Please give every record below again exactly, and keep the pictures out.

Records from a data collection —

'''

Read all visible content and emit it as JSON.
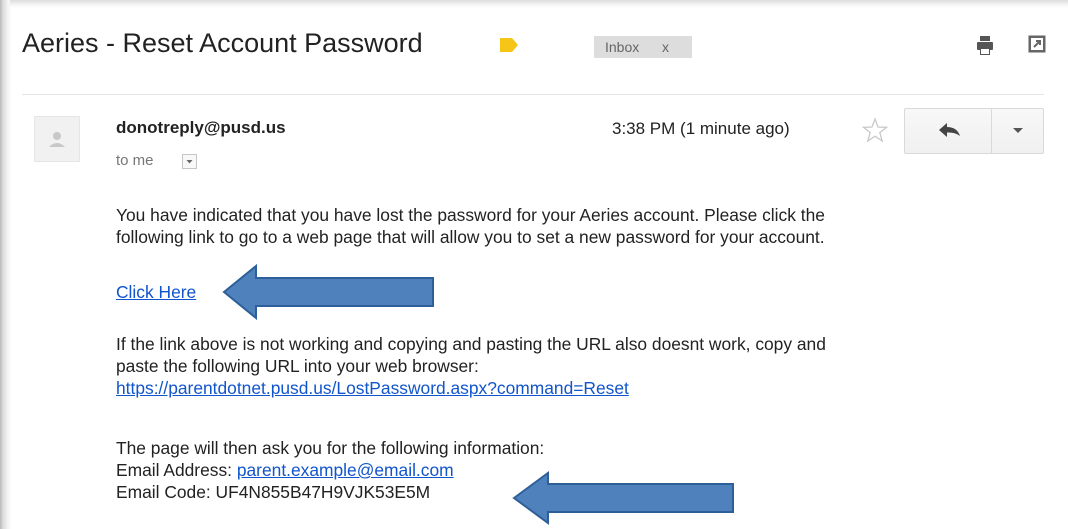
{
  "email": {
    "subject": "Aeries - Reset Account Password",
    "label_chip": {
      "text": "Inbox",
      "close": "x"
    },
    "sender": "donotreply@pusd.us",
    "recipient": "to me",
    "timestamp": "3:38 PM (1 minute ago)",
    "body": {
      "para1_line1": "You have indicated that you have lost the password for your Aeries account. Please click the",
      "para1_line2": "following link to go to a web page that will allow you to set a new password for your account.",
      "click_here": "Click Here",
      "para2_line1": "If the link above is not working and copying and pasting the URL also doesnt work, copy and",
      "para2_line2": "paste the following URL into your web browser:",
      "url": "https://parentdotnet.pusd.us/LostPassword.aspx?command=Reset",
      "para3_line1": "The page will then ask you for the following information:",
      "email_address_label": "Email Address:",
      "email_address_value": "parent.example@email.com",
      "email_code_line": "Email Code: UF4N855B47H9VJK53E5M"
    }
  },
  "icons": {
    "label_tag": "label-tag-icon",
    "print": "print-icon",
    "popout": "popout-icon",
    "avatar": "person-icon",
    "star": "star-icon",
    "reply": "reply-icon",
    "more": "chevron-down-icon",
    "annotation": "arrow-left-icon"
  },
  "colors": {
    "link": "#1155cc",
    "label_tag": "#f5c518",
    "annotation_arrow": "#4f81bd",
    "annotation_arrow_border": "#2f5f98"
  }
}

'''

PROBLEM SOLUTION —
Read all visible content and emit it as JSON.
{
  "email": {
    "subject": "Aeries - Reset Account Password",
    "label_chip": {
      "text": "Inbox",
      "close": "x"
    },
    "sender": "donotreply@pusd.us",
    "recipient": "to me",
    "timestamp": "3:38 PM (1 minute ago)",
    "body": {
      "para1_line1": "You have indicated that you have lost the password for your Aeries account. Please click the",
      "para1_line2": "following link to go to a web page that will allow you to set a new password for your account.",
      "click_here": "Click Here",
      "para2_line1": "If the link above is not working and copying and pasting the URL also doesnt work, copy and",
      "para2_line2": "paste the following URL into your web browser:",
      "url": "https://parentdotnet.pusd.us/LostPassword.aspx?command=Reset",
      "para3_line1": "The page will then ask you for the following information:",
      "email_address_label": "Email Address:",
      "email_address_value": "parent.example@email.com",
      "email_code_line": "Email Code: UF4N855B47H9VJK53E5M"
    }
  },
  "icons": {
    "label_tag": "label-tag-icon",
    "print": "print-icon",
    "popout": "popout-icon",
    "avatar": "person-icon",
    "star": "star-icon",
    "reply": "reply-icon",
    "more": "chevron-down-icon",
    "annotation": "arrow-left-icon"
  },
  "colors": {
    "link": "#1155cc",
    "label_tag": "#f5c518",
    "annotation_arrow": "#4f81bd",
    "annotation_arrow_border": "#2f5f98"
  }
}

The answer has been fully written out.